After 245000 miles of SAFE sailing in yachts ranging from a circumnav in a 23 footer I will give you the best advice possible. MIGHT IS RIGHT in other words ALWAYS pass around the stern of another vessel NO MATTER what size this called the safe zone. ALWAYS give way and yes the wave pattern does change with all the large ships. If your yacht is sea worthy and you are a sensible sailor you can make the trip in SAFETY.
You would be impeding the vessel if you forced them to make a manoeuvre that endangers that vessel. If they have plenty of room for manoeuvre then you cannot be impeding them, and they remain the give way vessel obliged to comply fully with the normal rules (again that is explicitly stated).
In my view the only safe alternative to obeying the rules would be to turn onto a parallel course as the larger vessel - then you are safe if it stands on or gives way
I've crossed the Channel 24 times or more, and can only give a few hints, not 'the best possible advice' which is a wildly bogus claim; also though I haven't tried it personally I thought it's 27,000 miles around the Earth even by starship, probably a fair bit more by a boat...
All I would say is planning is everything, and fatigue is the no.1 enemy...
Last edited by Seajet; 24-01-12 at 21:00.
as an ex fisherman i am with theguerns---safer under the stern---also if there are other small boats in the vicinity think about slowing down or speeding up to group together and avoid presenting a salom course to a large boat bearing down on you----regards lenten
I have heard ships ranting at yachts from time to time because the (presumably stand-on) yacht has changed course to pass astern when the ship has already altered course.

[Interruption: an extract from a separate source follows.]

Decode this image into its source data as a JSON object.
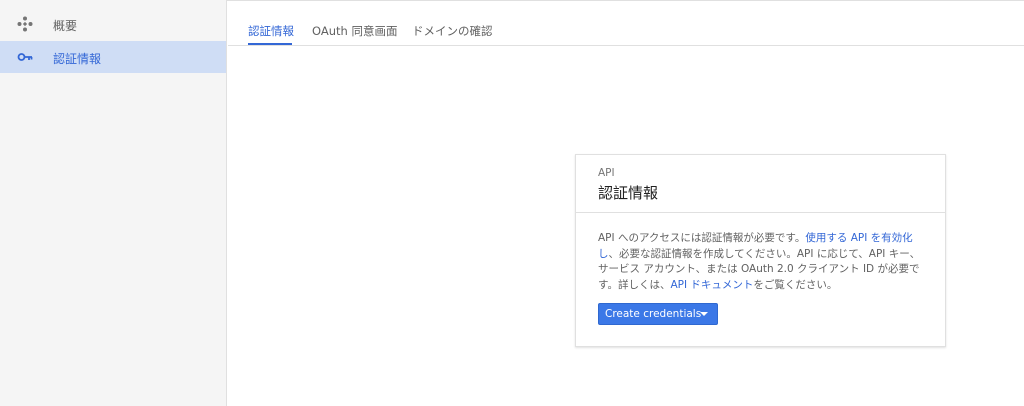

Passing traffic in busy lanes is something of an art and I am suspicious of the idea of having a fixed plan. As people have said, most ships do appear to give way from a considerable distance and I prefer to hold my course until I know that this is not going to happen and only then change course to leave a safe distance between us, preferably about a mile.
Far away is near at hand in images of elsewhere
But if you try an independent swim - yes, you'll be in deep doggy-doos even if you do survive!
May 5, 2016
May 5, 2016